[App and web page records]

┌──

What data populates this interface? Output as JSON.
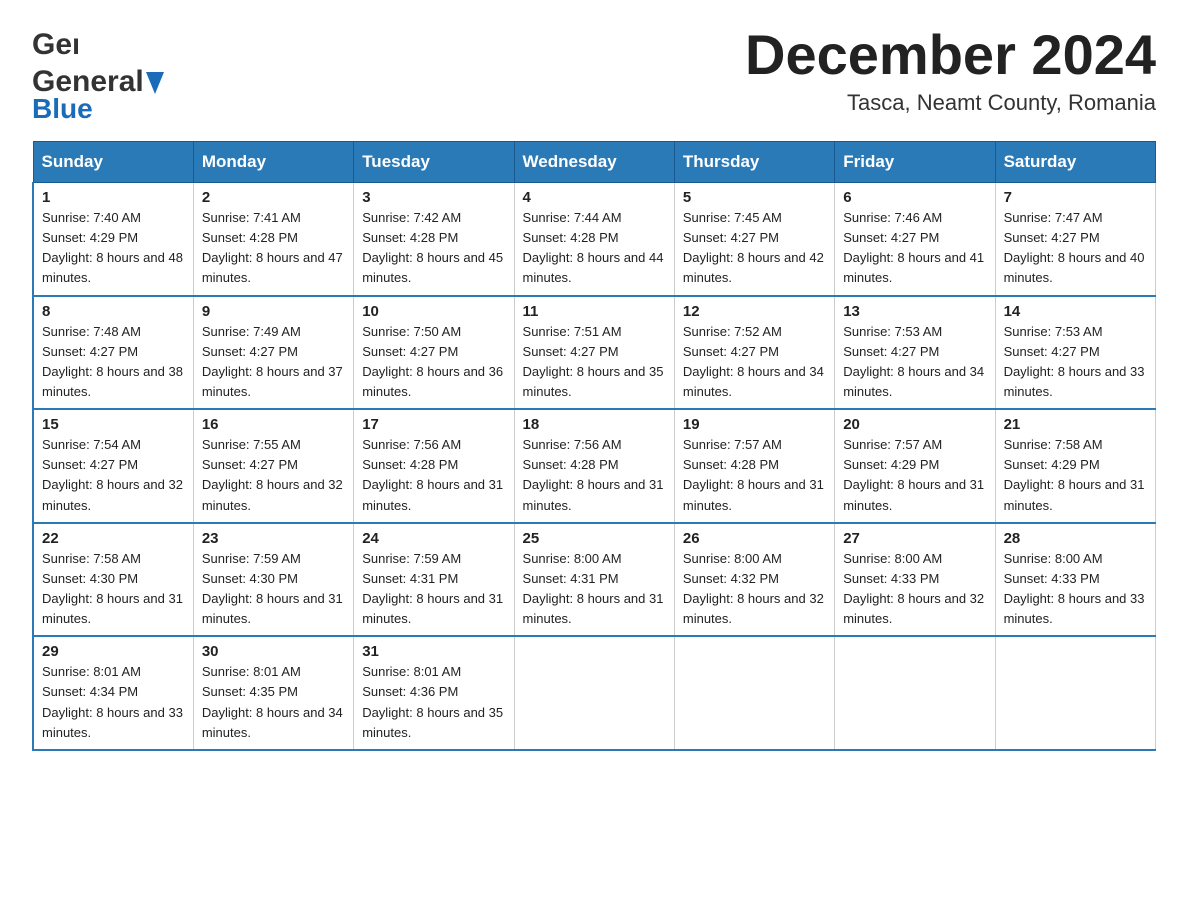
{
  "header": {
    "logo_line1": "General",
    "logo_line2": "Blue",
    "title": "December 2024",
    "subtitle": "Tasca, Neamt County, Romania"
  },
  "weekdays": [
    "Sunday",
    "Monday",
    "Tuesday",
    "Wednesday",
    "Thursday",
    "Friday",
    "Saturday"
  ],
  "weeks": [
    [
      {
        "day": "1",
        "sunrise": "7:40 AM",
        "sunset": "4:29 PM",
        "daylight": "8 hours and 48 minutes."
      },
      {
        "day": "2",
        "sunrise": "7:41 AM",
        "sunset": "4:28 PM",
        "daylight": "8 hours and 47 minutes."
      },
      {
        "day": "3",
        "sunrise": "7:42 AM",
        "sunset": "4:28 PM",
        "daylight": "8 hours and 45 minutes."
      },
      {
        "day": "4",
        "sunrise": "7:44 AM",
        "sunset": "4:28 PM",
        "daylight": "8 hours and 44 minutes."
      },
      {
        "day": "5",
        "sunrise": "7:45 AM",
        "sunset": "4:27 PM",
        "daylight": "8 hours and 42 minutes."
      },
      {
        "day": "6",
        "sunrise": "7:46 AM",
        "sunset": "4:27 PM",
        "daylight": "8 hours and 41 minutes."
      },
      {
        "day": "7",
        "sunrise": "7:47 AM",
        "sunset": "4:27 PM",
        "daylight": "8 hours and 40 minutes."
      }
    ],
    [
      {
        "day": "8",
        "sunrise": "7:48 AM",
        "sunset": "4:27 PM",
        "daylight": "8 hours and 38 minutes."
      },
      {
        "day": "9",
        "sunrise": "7:49 AM",
        "sunset": "4:27 PM",
        "daylight": "8 hours and 37 minutes."
      },
      {
        "day": "10",
        "sunrise": "7:50 AM",
        "sunset": "4:27 PM",
        "daylight": "8 hours and 36 minutes."
      },
      {
        "day": "11",
        "sunrise": "7:51 AM",
        "sunset": "4:27 PM",
        "daylight": "8 hours and 35 minutes."
      },
      {
        "day": "12",
        "sunrise": "7:52 AM",
        "sunset": "4:27 PM",
        "daylight": "8 hours and 34 minutes."
      },
      {
        "day": "13",
        "sunrise": "7:53 AM",
        "sunset": "4:27 PM",
        "daylight": "8 hours and 34 minutes."
      },
      {
        "day": "14",
        "sunrise": "7:53 AM",
        "sunset": "4:27 PM",
        "daylight": "8 hours and 33 minutes."
      }
    ],
    [
      {
        "day": "15",
        "sunrise": "7:54 AM",
        "sunset": "4:27 PM",
        "daylight": "8 hours and 32 minutes."
      },
      {
        "day": "16",
        "sunrise": "7:55 AM",
        "sunset": "4:27 PM",
        "daylight": "8 hours and 32 minutes."
      },
      {
        "day": "17",
        "sunrise": "7:56 AM",
        "sunset": "4:28 PM",
        "daylight": "8 hours and 31 minutes."
      },
      {
        "day": "18",
        "sunrise": "7:56 AM",
        "sunset": "4:28 PM",
        "daylight": "8 hours and 31 minutes."
      },
      {
        "day": "19",
        "sunrise": "7:57 AM",
        "sunset": "4:28 PM",
        "daylight": "8 hours and 31 minutes."
      },
      {
        "day": "20",
        "sunrise": "7:57 AM",
        "sunset": "4:29 PM",
        "daylight": "8 hours and 31 minutes."
      },
      {
        "day": "21",
        "sunrise": "7:58 AM",
        "sunset": "4:29 PM",
        "daylight": "8 hours and 31 minutes."
      }
    ],
    [
      {
        "day": "22",
        "sunrise": "7:58 AM",
        "sunset": "4:30 PM",
        "daylight": "8 hours and 31 minutes."
      },
      {
        "day": "23",
        "sunrise": "7:59 AM",
        "sunset": "4:30 PM",
        "daylight": "8 hours and 31 minutes."
      },
      {
        "day": "24",
        "sunrise": "7:59 AM",
        "sunset": "4:31 PM",
        "daylight": "8 hours and 31 minutes."
      },
      {
        "day": "25",
        "sunrise": "8:00 AM",
        "sunset": "4:31 PM",
        "daylight": "8 hours and 31 minutes."
      },
      {
        "day": "26",
        "sunrise": "8:00 AM",
        "sunset": "4:32 PM",
        "daylight": "8 hours and 32 minutes."
      },
      {
        "day": "27",
        "sunrise": "8:00 AM",
        "sunset": "4:33 PM",
        "daylight": "8 hours and 32 minutes."
      },
      {
        "day": "28",
        "sunrise": "8:00 AM",
        "sunset": "4:33 PM",
        "daylight": "8 hours and 33 minutes."
      }
    ],
    [
      {
        "day": "29",
        "sunrise": "8:01 AM",
        "sunset": "4:34 PM",
        "daylight": "8 hours and 33 minutes."
      },
      {
        "day": "30",
        "sunrise": "8:01 AM",
        "sunset": "4:35 PM",
        "daylight": "8 hours and 34 minutes."
      },
      {
        "day": "31",
        "sunrise": "8:01 AM",
        "sunset": "4:36 PM",
        "daylight": "8 hours and 35 minutes."
      },
      {
        "day": "",
        "sunrise": "",
        "sunset": "",
        "daylight": ""
      },
      {
        "day": "",
        "sunrise": "",
        "sunset": "",
        "daylight": ""
      },
      {
        "day": "",
        "sunrise": "",
        "sunset": "",
        "daylight": ""
      },
      {
        "day": "",
        "sunrise": "",
        "sunset": "",
        "daylight": ""
      }
    ]
  ]
}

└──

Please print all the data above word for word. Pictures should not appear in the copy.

**Problem solution**.
What data populates this interface? Output as JSON.
{
  "header": {
    "logo_line1": "General",
    "logo_line2": "Blue",
    "title": "December 2024",
    "subtitle": "Tasca, Neamt County, Romania"
  },
  "weekdays": [
    "Sunday",
    "Monday",
    "Tuesday",
    "Wednesday",
    "Thursday",
    "Friday",
    "Saturday"
  ],
  "weeks": [
    [
      {
        "day": "1",
        "sunrise": "7:40 AM",
        "sunset": "4:29 PM",
        "daylight": "8 hours and 48 minutes."
      },
      {
        "day": "2",
        "sunrise": "7:41 AM",
        "sunset": "4:28 PM",
        "daylight": "8 hours and 47 minutes."
      },
      {
        "day": "3",
        "sunrise": "7:42 AM",
        "sunset": "4:28 PM",
        "daylight": "8 hours and 45 minutes."
      },
      {
        "day": "4",
        "sunrise": "7:44 AM",
        "sunset": "4:28 PM",
        "daylight": "8 hours and 44 minutes."
      },
      {
        "day": "5",
        "sunrise": "7:45 AM",
        "sunset": "4:27 PM",
        "daylight": "8 hours and 42 minutes."
      },
      {
        "day": "6",
        "sunrise": "7:46 AM",
        "sunset": "4:27 PM",
        "daylight": "8 hours and 41 minutes."
      },
      {
        "day": "7",
        "sunrise": "7:47 AM",
        "sunset": "4:27 PM",
        "daylight": "8 hours and 40 minutes."
      }
    ],
    [
      {
        "day": "8",
        "sunrise": "7:48 AM",
        "sunset": "4:27 PM",
        "daylight": "8 hours and 38 minutes."
      },
      {
        "day": "9",
        "sunrise": "7:49 AM",
        "sunset": "4:27 PM",
        "daylight": "8 hours and 37 minutes."
      },
      {
        "day": "10",
        "sunrise": "7:50 AM",
        "sunset": "4:27 PM",
        "daylight": "8 hours and 36 minutes."
      },
      {
        "day": "11",
        "sunrise": "7:51 AM",
        "sunset": "4:27 PM",
        "daylight": "8 hours and 35 minutes."
      },
      {
        "day": "12",
        "sunrise": "7:52 AM",
        "sunset": "4:27 PM",
        "daylight": "8 hours and 34 minutes."
      },
      {
        "day": "13",
        "sunrise": "7:53 AM",
        "sunset": "4:27 PM",
        "daylight": "8 hours and 34 minutes."
      },
      {
        "day": "14",
        "sunrise": "7:53 AM",
        "sunset": "4:27 PM",
        "daylight": "8 hours and 33 minutes."
      }
    ],
    [
      {
        "day": "15",
        "sunrise": "7:54 AM",
        "sunset": "4:27 PM",
        "daylight": "8 hours and 32 minutes."
      },
      {
        "day": "16",
        "sunrise": "7:55 AM",
        "sunset": "4:27 PM",
        "daylight": "8 hours and 32 minutes."
      },
      {
        "day": "17",
        "sunrise": "7:56 AM",
        "sunset": "4:28 PM",
        "daylight": "8 hours and 31 minutes."
      },
      {
        "day": "18",
        "sunrise": "7:56 AM",
        "sunset": "4:28 PM",
        "daylight": "8 hours and 31 minutes."
      },
      {
        "day": "19",
        "sunrise": "7:57 AM",
        "sunset": "4:28 PM",
        "daylight": "8 hours and 31 minutes."
      },
      {
        "day": "20",
        "sunrise": "7:57 AM",
        "sunset": "4:29 PM",
        "daylight": "8 hours and 31 minutes."
      },
      {
        "day": "21",
        "sunrise": "7:58 AM",
        "sunset": "4:29 PM",
        "daylight": "8 hours and 31 minutes."
      }
    ],
    [
      {
        "day": "22",
        "sunrise": "7:58 AM",
        "sunset": "4:30 PM",
        "daylight": "8 hours and 31 minutes."
      },
      {
        "day": "23",
        "sunrise": "7:59 AM",
        "sunset": "4:30 PM",
        "daylight": "8 hours and 31 minutes."
      },
      {
        "day": "24",
        "sunrise": "7:59 AM",
        "sunset": "4:31 PM",
        "daylight": "8 hours and 31 minutes."
      },
      {
        "day": "25",
        "sunrise": "8:00 AM",
        "sunset": "4:31 PM",
        "daylight": "8 hours and 31 minutes."
      },
      {
        "day": "26",
        "sunrise": "8:00 AM",
        "sunset": "4:32 PM",
        "daylight": "8 hours and 32 minutes."
      },
      {
        "day": "27",
        "sunrise": "8:00 AM",
        "sunset": "4:33 PM",
        "daylight": "8 hours and 32 minutes."
      },
      {
        "day": "28",
        "sunrise": "8:00 AM",
        "sunset": "4:33 PM",
        "daylight": "8 hours and 33 minutes."
      }
    ],
    [
      {
        "day": "29",
        "sunrise": "8:01 AM",
        "sunset": "4:34 PM",
        "daylight": "8 hours and 33 minutes."
      },
      {
        "day": "30",
        "sunrise": "8:01 AM",
        "sunset": "4:35 PM",
        "daylight": "8 hours and 34 minutes."
      },
      {
        "day": "31",
        "sunrise": "8:01 AM",
        "sunset": "4:36 PM",
        "daylight": "8 hours and 35 minutes."
      },
      {
        "day": "",
        "sunrise": "",
        "sunset": "",
        "daylight": ""
      },
      {
        "day": "",
        "sunrise": "",
        "sunset": "",
        "daylight": ""
      },
      {
        "day": "",
        "sunrise": "",
        "sunset": "",
        "daylight": ""
      },
      {
        "day": "",
        "sunrise": "",
        "sunset": "",
        "daylight": ""
      }
    ]
  ]
}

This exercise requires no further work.